I think most golfers have a bucket list. Being an old codger, it was a wish list in my day, but it’s the same thing.
Many moons ago I made out my bucket list. I wanted to play St. Andrews, the birthplace of golf (or at least regarded as such). I wanted to play Pebble Beach just because I was awed by its beauty. And lastly, should the golf gods see fit, I wanted to get a hole in one.
I thought that if these three things were to happen I would be a happy camper and stroll quietly off into the sunset. Well, these three things did happen, I am a happy camper strolling quietly off into the sunset and I’d like to tell you about them.
Years ago the Chief and I and 3 other couples decided to visit Scotland and Ireland in order to play St. Andrews and a few other courses. Of course you have to book tee times many months in advance. The appointed morning was what you would expect: grey, cloudy, windy and drizzly. Power carts are not an option, so we decided to get caddies for the ladies and the guys would take pull carts (little did we know what that would mean). The first hole is pretty straightforward, then I recall standing on the second tee having not a clue where to try to hit the drive. There are many holes like that where you have to ask the caddie, who would say “hit it left of the mound or, hit it over that bunker.” Then the wind began to howl-pull carts left unattended would march any which way on their own, bags were blown over and balls blown off tees (and greens). At almost any other place on earth you would say “I’m done, I’m outa here”, but, being St. Andrews and knowing this is a onetime deal you just add another layer and keep on chuggin’. Fond memories: huge double greens (my ball almost always on the wrong half), pot bunkers you could camp out in, the road hole and walking up 18. Don’t remember what I shot and didn’t care…..I played St. Andrews.
Several years ago a bunch of business cronies put a safari to Pebble Beach together. As this was on my bucket list, it was a no-brainer. I’m still captivated by the majesty of the Monterey Peninsula, 7 mile drive, etc. Interestingly, all one remembers are the ocean holes for they are truly breathtaking. Using ocean exposure as a criterion, there are 9 great holes and 9 inland average holes. My favorites are #7, a par 3 from an elevated tee straight out to the ocean, #8 a par 4 dogleg right along some almost cliffs, and 17 and 18. 18 in particular is so awesome and intimidating you just kind want to stand on the tee and soak it all in. A very special piece of real estate and a thrill for me to play. Incidentally, we stayed at Spanish Bay where we had cocktails on the deck and watched and listened to the bagpiper walk down 18 at sunset. If that don’t getcha, nothin’ will.
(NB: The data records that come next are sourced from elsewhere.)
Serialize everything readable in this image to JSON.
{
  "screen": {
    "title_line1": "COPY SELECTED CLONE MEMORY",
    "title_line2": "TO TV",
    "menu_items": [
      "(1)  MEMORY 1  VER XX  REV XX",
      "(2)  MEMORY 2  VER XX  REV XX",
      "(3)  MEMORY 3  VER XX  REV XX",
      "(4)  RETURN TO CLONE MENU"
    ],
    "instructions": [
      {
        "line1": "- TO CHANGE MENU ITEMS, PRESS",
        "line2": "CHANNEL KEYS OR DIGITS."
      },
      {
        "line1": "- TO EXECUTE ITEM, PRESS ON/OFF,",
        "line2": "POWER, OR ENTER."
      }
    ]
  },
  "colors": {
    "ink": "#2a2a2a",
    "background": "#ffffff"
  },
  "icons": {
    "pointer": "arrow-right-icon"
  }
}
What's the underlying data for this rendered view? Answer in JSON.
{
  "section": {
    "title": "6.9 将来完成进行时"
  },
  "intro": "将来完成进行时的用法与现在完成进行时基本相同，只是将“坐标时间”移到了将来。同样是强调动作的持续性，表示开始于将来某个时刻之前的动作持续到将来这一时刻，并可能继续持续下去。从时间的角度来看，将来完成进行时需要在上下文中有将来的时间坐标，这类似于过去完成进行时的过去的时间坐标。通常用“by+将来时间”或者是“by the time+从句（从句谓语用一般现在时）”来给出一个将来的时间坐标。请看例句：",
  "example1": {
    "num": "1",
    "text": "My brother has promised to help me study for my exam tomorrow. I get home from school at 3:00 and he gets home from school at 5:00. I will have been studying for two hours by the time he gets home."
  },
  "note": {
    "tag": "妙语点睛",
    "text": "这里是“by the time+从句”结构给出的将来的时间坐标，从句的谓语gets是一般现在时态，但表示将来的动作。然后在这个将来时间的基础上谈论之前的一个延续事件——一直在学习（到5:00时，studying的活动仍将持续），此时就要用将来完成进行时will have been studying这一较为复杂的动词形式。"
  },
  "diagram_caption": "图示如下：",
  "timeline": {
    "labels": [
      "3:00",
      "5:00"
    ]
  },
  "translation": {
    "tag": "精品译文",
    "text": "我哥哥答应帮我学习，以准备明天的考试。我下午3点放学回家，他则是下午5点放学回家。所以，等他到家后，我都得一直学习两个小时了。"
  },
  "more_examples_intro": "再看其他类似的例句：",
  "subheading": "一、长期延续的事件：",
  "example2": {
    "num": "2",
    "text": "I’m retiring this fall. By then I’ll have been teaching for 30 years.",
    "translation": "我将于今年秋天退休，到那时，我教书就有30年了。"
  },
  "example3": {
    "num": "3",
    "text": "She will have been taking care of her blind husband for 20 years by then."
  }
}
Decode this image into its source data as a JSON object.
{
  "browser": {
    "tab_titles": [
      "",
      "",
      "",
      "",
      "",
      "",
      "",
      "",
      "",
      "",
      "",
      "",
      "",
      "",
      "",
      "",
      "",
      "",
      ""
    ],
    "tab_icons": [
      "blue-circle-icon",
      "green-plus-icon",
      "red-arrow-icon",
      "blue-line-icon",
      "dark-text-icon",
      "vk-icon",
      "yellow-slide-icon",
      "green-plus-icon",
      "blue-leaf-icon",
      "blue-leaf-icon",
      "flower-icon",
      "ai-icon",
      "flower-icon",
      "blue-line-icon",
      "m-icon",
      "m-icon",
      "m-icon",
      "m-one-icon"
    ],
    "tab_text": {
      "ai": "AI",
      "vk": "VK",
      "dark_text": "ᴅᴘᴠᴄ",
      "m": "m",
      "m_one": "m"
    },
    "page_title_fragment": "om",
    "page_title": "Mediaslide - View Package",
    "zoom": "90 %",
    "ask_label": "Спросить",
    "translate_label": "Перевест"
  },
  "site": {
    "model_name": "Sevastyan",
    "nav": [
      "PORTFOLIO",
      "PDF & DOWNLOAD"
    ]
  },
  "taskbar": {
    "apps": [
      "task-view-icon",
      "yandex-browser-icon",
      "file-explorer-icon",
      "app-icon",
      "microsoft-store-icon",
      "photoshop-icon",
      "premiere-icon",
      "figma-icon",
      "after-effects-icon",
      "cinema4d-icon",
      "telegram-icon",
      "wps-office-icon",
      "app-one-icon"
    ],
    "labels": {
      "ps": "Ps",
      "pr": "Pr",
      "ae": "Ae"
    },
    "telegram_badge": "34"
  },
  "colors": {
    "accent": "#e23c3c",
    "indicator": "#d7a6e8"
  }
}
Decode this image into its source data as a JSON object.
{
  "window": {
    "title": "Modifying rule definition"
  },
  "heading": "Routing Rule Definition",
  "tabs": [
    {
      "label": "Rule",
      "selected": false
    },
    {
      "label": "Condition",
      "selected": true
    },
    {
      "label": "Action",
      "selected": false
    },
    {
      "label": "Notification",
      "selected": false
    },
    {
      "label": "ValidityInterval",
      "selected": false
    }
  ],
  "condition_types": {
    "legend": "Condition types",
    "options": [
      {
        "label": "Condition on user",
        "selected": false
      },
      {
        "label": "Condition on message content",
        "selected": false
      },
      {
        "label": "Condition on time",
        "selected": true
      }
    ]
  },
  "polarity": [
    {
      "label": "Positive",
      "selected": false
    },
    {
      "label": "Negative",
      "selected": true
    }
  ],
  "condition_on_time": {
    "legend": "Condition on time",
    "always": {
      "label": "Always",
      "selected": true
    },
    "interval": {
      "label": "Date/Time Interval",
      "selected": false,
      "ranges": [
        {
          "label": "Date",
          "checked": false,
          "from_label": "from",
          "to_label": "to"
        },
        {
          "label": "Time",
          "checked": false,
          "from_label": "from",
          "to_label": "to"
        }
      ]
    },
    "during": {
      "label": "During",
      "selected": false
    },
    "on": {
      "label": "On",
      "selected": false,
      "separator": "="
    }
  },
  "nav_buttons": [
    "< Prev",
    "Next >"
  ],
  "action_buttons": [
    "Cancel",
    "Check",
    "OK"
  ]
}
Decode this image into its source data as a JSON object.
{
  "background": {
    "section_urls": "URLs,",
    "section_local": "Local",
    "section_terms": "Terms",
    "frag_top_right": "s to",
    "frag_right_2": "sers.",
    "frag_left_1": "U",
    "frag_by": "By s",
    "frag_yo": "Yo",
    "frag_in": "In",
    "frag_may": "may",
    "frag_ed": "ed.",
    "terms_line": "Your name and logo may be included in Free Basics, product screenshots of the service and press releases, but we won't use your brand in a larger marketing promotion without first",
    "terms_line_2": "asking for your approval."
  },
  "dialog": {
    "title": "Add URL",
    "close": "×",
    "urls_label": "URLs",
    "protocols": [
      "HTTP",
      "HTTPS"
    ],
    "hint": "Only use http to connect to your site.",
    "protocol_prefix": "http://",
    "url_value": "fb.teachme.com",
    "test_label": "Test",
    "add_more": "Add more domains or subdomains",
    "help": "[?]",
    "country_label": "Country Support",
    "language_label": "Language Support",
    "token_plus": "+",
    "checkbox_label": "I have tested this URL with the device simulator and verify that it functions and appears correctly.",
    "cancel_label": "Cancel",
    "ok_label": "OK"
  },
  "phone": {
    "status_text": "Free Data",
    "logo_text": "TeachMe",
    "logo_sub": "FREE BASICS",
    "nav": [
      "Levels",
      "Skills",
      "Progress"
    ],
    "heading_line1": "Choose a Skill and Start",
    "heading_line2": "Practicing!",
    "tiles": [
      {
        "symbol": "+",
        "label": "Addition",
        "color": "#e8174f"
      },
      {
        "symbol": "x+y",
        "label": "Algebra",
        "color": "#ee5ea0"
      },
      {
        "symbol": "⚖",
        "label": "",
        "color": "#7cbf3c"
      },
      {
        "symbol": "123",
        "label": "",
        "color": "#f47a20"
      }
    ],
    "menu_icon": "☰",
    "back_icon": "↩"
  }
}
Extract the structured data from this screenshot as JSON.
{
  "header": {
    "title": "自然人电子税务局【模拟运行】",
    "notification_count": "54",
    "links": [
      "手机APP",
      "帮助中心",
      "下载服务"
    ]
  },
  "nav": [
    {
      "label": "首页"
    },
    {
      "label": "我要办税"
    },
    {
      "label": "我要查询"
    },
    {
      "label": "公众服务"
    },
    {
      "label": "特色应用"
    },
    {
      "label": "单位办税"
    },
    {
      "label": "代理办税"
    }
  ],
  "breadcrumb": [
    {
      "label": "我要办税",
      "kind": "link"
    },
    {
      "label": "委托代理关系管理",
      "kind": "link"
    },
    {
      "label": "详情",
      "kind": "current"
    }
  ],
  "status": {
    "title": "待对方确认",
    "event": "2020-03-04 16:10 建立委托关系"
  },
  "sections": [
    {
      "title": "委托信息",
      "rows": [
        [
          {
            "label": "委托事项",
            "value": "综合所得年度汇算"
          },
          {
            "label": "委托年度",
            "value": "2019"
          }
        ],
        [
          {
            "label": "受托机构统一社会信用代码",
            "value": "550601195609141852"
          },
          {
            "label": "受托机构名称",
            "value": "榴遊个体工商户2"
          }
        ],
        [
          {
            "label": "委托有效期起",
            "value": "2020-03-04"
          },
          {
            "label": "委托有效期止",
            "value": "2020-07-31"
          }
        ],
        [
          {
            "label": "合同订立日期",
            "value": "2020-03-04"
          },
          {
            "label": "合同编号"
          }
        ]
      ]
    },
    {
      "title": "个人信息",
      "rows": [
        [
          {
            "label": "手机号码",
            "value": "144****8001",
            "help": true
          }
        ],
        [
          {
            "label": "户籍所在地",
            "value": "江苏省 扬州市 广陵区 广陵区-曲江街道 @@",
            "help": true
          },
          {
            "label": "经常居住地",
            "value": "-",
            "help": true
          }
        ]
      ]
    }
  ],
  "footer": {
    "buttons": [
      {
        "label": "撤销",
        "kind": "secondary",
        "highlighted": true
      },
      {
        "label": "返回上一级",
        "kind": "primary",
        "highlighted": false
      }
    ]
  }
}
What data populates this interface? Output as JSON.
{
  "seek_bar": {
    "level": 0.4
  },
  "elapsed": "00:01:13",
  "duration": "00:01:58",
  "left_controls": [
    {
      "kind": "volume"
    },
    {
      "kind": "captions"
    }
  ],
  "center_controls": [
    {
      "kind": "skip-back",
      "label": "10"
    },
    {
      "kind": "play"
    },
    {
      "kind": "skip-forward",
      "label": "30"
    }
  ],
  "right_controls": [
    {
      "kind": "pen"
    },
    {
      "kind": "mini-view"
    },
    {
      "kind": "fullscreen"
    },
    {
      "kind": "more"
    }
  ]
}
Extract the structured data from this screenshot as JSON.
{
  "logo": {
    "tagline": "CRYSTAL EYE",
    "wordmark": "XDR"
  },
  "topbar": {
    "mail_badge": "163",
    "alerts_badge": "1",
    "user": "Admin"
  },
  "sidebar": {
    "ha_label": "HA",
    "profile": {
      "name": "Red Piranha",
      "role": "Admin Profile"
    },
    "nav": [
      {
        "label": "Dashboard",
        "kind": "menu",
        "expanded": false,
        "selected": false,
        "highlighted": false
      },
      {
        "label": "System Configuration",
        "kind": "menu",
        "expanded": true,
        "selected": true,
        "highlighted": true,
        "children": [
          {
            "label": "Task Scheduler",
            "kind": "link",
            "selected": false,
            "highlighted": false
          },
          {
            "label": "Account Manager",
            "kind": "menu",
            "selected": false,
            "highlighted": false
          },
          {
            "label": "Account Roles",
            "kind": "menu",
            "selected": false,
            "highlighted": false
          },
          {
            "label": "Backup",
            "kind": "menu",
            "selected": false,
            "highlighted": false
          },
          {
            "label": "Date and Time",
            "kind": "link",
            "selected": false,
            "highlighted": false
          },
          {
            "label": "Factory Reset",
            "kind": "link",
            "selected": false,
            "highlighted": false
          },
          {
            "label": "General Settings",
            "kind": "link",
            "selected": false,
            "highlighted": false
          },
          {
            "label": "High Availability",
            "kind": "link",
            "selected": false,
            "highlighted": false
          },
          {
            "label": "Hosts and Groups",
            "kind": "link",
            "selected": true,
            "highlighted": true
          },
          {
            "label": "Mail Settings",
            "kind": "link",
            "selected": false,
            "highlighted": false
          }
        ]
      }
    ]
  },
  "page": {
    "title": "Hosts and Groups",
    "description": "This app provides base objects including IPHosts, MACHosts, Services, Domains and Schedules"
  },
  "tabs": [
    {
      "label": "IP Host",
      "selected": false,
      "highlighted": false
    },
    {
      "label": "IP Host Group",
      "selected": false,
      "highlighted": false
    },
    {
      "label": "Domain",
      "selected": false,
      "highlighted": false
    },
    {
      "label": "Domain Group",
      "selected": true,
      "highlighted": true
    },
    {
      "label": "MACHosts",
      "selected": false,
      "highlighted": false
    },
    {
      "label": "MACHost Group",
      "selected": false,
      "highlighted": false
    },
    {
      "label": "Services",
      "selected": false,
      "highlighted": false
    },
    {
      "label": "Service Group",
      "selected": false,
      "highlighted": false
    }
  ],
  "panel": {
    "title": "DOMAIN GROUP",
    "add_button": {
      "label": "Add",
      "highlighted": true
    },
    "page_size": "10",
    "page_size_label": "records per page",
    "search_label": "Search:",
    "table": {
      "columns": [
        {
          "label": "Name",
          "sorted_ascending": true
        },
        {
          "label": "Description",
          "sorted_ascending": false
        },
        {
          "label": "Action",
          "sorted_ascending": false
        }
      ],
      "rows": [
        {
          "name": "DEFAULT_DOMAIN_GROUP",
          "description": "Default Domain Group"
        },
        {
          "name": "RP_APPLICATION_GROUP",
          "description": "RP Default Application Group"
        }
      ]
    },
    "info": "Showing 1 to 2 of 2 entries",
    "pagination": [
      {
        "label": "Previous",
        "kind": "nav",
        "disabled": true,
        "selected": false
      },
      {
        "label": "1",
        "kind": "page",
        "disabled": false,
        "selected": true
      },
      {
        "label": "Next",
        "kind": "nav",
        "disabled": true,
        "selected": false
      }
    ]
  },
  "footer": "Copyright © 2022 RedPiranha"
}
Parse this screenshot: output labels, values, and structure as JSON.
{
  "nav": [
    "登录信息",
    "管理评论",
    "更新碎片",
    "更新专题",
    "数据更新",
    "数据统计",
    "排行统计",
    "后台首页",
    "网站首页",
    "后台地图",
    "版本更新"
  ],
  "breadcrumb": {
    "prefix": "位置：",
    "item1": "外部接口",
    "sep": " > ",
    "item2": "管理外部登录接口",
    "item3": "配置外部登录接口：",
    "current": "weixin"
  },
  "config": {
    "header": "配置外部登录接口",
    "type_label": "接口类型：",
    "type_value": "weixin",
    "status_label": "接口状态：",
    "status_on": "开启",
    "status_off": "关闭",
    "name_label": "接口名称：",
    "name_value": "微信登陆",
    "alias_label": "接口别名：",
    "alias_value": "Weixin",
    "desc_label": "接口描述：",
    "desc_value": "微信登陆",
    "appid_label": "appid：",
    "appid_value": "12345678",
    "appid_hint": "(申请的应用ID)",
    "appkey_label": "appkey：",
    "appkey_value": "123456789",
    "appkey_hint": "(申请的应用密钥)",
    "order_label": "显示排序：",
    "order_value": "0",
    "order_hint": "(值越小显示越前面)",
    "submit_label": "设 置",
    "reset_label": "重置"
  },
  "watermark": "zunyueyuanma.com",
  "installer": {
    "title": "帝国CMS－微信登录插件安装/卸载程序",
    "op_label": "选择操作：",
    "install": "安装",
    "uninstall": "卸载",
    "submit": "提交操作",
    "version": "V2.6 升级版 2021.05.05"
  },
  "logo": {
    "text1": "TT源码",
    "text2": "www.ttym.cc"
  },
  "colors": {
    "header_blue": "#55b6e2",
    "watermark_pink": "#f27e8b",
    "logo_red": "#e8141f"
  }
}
Hole(s) in one. I’ve always thought holes in one are a little mystical. I know many folks who play a lot of golf and are good golfers who have never had a hole in one. On the flip side, I know folks who play occasional golf, are not very good who have holes in one. Go figure. The Chief and I were playing the Mountain Course at Gold Canyon – this was before the lower 18 and all the houses and was one of our favorite courses. What I remember about the round was that I really butchered the 16th and was a little ticked, hit an 8 iron on the par 17th, watched it bounce twice and disappear! It was one of those blink twice deals to make sure that’s what I really saw. Needless to say, the Chief started screaming, the couple we were playing with were whooping and it was done.
We used to have a mini-tradition on Christmas morning. Our course is closed so the Chief and I would take our dog, our boys would take theirs, and we would walk nine holes. When we got to the 7th hole I didn’t have the right club so I reached into my sons bag, found my old 7 iron and knocked the ball into the hole-pretty nice Christmas present!
So there you have my bucket list. Thanks for taking a trip down memory lane with me. I hope your bucket list is as much fun and as special as mine has been.